(Website and app data records)
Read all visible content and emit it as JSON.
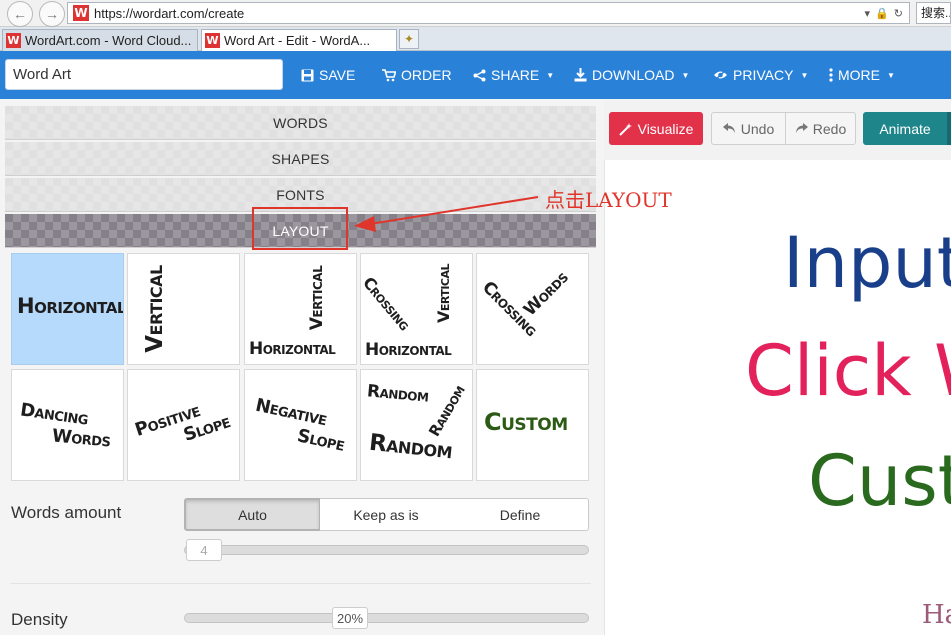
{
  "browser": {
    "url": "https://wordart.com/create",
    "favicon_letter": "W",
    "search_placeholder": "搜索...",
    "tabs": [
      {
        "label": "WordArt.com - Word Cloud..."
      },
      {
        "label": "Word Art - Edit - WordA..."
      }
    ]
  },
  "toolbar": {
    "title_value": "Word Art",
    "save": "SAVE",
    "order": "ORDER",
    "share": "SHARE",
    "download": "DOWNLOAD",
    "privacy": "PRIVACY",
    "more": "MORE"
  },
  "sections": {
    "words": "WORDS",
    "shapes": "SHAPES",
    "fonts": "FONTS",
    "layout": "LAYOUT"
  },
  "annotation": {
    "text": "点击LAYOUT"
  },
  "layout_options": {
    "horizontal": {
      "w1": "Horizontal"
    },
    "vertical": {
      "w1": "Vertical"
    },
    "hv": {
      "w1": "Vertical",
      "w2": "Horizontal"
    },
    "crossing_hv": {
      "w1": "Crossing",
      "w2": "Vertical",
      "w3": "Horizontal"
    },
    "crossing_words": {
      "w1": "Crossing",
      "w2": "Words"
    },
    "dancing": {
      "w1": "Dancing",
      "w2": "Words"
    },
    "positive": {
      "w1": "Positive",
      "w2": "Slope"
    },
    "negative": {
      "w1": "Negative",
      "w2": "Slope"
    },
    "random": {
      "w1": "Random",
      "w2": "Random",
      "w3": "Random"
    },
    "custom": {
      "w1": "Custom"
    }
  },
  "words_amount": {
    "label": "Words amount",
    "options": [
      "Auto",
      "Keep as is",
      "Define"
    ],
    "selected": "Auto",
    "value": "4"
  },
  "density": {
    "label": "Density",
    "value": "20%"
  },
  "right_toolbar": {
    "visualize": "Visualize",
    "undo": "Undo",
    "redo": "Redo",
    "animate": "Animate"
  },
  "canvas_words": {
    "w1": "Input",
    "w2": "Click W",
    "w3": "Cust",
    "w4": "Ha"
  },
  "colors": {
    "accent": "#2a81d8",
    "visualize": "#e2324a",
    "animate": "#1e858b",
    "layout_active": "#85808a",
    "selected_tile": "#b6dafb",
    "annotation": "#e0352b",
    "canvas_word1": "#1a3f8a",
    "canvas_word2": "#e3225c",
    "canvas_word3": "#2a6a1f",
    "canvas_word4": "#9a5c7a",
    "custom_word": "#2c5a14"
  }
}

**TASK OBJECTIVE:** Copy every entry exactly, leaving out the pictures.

**OUTPUT FOR THIS TASK:**
Read all visible content and emit it as JSON.
{
  "browser": {
    "url": "https://wordart.com/create",
    "favicon_letter": "W",
    "search_placeholder": "搜索...",
    "tabs": [
      {
        "label": "WordArt.com - Word Cloud..."
      },
      {
        "label": "Word Art - Edit - WordA..."
      }
    ]
  },
  "toolbar": {
    "title_value": "Word Art",
    "save": "SAVE",
    "order": "ORDER",
    "share": "SHARE",
    "download": "DOWNLOAD",
    "privacy": "PRIVACY",
    "more": "MORE"
  },
  "sections": {
    "words": "WORDS",
    "shapes": "SHAPES",
    "fonts": "FONTS",
    "layout": "LAYOUT"
  },
  "annotation": {
    "text": "点击LAYOUT"
  },
  "layout_options": {
    "horizontal": {
      "w1": "Horizontal"
    },
    "vertical": {
      "w1": "Vertical"
    },
    "hv": {
      "w1": "Vertical",
      "w2": "Horizontal"
    },
    "crossing_hv": {
      "w1": "Crossing",
      "w2": "Vertical",
      "w3": "Horizontal"
    },
    "crossing_words": {
      "w1": "Crossing",
      "w2": "Words"
    },
    "dancing": {
      "w1": "Dancing",
      "w2": "Words"
    },
    "positive": {
      "w1": "Positive",
      "w2": "Slope"
    },
    "negative": {
      "w1": "Negative",
      "w2": "Slope"
    },
    "random": {
      "w1": "Random",
      "w2": "Random",
      "w3": "Random"
    },
    "custom": {
      "w1": "Custom"
    }
  },
  "words_amount": {
    "label": "Words amount",
    "options": [
      "Auto",
      "Keep as is",
      "Define"
    ],
    "selected": "Auto",
    "value": "4"
  },
  "density": {
    "label": "Density",
    "value": "20%"
  },
  "right_toolbar": {
    "visualize": "Visualize",
    "undo": "Undo",
    "redo": "Redo",
    "animate": "Animate"
  },
  "canvas_words": {
    "w1": "Input",
    "w2": "Click W",
    "w3": "Cust",
    "w4": "Ha"
  },
  "colors": {
    "accent": "#2a81d8",
    "visualize": "#e2324a",
    "animate": "#1e858b",
    "layout_active": "#85808a",
    "selected_tile": "#b6dafb",
    "annotation": "#e0352b",
    "canvas_word1": "#1a3f8a",
    "canvas_word2": "#e3225c",
    "canvas_word3": "#2a6a1f",
    "canvas_word4": "#9a5c7a",
    "custom_word": "#2c5a14"
  }
}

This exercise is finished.